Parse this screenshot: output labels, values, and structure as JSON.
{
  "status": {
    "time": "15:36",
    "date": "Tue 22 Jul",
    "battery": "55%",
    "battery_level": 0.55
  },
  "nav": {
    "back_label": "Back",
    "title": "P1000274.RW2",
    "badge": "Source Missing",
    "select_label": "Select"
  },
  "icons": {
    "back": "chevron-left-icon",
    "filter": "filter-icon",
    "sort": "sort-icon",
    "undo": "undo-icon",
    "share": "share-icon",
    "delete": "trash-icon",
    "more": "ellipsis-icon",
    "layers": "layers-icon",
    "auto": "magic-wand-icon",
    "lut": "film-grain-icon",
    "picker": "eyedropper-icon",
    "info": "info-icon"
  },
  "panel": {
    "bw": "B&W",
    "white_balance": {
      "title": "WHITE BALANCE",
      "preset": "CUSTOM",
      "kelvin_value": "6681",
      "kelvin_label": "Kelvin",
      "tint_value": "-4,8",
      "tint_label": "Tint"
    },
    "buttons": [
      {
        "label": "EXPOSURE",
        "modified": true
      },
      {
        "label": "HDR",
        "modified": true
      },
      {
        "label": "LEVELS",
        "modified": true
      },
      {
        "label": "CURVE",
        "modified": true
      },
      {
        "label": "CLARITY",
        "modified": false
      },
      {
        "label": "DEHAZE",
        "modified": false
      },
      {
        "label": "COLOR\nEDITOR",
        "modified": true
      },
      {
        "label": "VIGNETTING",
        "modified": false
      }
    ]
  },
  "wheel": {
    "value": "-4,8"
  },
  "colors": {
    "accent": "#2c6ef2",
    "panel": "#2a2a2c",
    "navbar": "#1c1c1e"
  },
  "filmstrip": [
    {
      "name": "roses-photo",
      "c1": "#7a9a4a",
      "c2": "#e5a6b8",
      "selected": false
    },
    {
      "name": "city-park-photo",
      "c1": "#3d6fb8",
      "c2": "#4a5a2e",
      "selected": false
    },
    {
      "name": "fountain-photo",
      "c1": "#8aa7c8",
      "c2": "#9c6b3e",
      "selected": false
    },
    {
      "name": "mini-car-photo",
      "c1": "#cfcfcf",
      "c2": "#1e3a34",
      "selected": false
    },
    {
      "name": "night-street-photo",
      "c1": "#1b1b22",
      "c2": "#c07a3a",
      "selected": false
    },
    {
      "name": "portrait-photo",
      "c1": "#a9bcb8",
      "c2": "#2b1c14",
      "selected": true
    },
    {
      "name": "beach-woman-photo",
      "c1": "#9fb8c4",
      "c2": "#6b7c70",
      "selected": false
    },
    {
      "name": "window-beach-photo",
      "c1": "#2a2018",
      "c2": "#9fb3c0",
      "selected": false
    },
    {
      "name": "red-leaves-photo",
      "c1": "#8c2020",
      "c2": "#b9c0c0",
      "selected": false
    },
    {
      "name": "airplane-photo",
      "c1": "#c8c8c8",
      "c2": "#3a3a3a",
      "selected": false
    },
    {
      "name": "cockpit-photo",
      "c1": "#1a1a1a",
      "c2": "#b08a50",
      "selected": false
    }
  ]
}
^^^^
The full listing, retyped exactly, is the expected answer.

Parse this screenshot: output labels, values, and structure as JSON.
{
  "status": {
    "time": "15:36",
    "date": "Tue 22 Jul",
    "battery": "55%",
    "battery_level": 0.55
  },
  "nav": {
    "back_label": "Back",
    "title": "P1000274.RW2",
    "badge": "Source Missing",
    "select_label": "Select"
  },
  "icons": {
    "back": "chevron-left-icon",
    "filter": "filter-icon",
    "sort": "sort-icon",
    "undo": "undo-icon",
    "share": "share-icon",
    "delete": "trash-icon",
    "more": "ellipsis-icon",
    "layers": "layers-icon",
    "auto": "magic-wand-icon",
    "lut": "film-grain-icon",
    "picker": "eyedropper-icon",
    "info": "info-icon"
  },
  "panel": {
    "bw": "B&W",
    "white_balance": {
      "title": "WHITE BALANCE",
      "preset": "CUSTOM",
      "kelvin_value": "6681",
      "kelvin_label": "Kelvin",
      "tint_value": "-4,8",
      "tint_label": "Tint"
    },
    "buttons": [
      {
        "label": "EXPOSURE",
        "modified": true
      },
      {
        "label": "HDR",
        "modified": true
      },
      {
        "label": "LEVELS",
        "modified": true
      },
      {
        "label": "CURVE",
        "modified": true
      },
      {
        "label": "CLARITY",
        "modified": false
      },
      {
        "label": "DEHAZE",
        "modified": false
      },
      {
        "label": "COLOR\nEDITOR",
        "modified": true
      },
      {
        "label": "VIGNETTING",
        "modified": false
      }
    ]
  },
  "wheel": {
    "value": "-4,8"
  },
  "colors": {
    "accent": "#2c6ef2",
    "panel": "#2a2a2c",
    "navbar": "#1c1c1e"
  },
  "filmstrip": [
    {
      "name": "roses-photo",
      "c1": "#7a9a4a",
      "c2": "#e5a6b8",
      "selected": false
    },
    {
      "name": "city-park-photo",
      "c1": "#3d6fb8",
      "c2": "#4a5a2e",
      "selected": false
    },
    {
      "name": "fountain-photo",
      "c1": "#8aa7c8",
      "c2": "#9c6b3e",
      "selected": false
    },
    {
      "name": "mini-car-photo",
      "c1": "#cfcfcf",
      "c2": "#1e3a34",
      "selected": false
    },
    {
      "name": "night-street-photo",
      "c1": "#1b1b22",
      "c2": "#c07a3a",
      "selected": false
    },
    {
      "name": "portrait-photo",
      "c1": "#a9bcb8",
      "c2": "#2b1c14",
      "selected": true
    },
    {
      "name": "beach-woman-photo",
      "c1": "#9fb8c4",
      "c2": "#6b7c70",
      "selected": false
    },
    {
      "name": "window-beach-photo",
      "c1": "#2a2018",
      "c2": "#9fb3c0",
      "selected": false
    },
    {
      "name": "red-leaves-photo",
      "c1": "#8c2020",
      "c2": "#b9c0c0",
      "selected": false
    },
    {
      "name": "airplane-photo",
      "c1": "#c8c8c8",
      "c2": "#3a3a3a",
      "selected": false
    },
    {
      "name": "cockpit-photo",
      "c1": "#1a1a1a",
      "c2": "#b08a50",
      "selected": false
    }
  ]
}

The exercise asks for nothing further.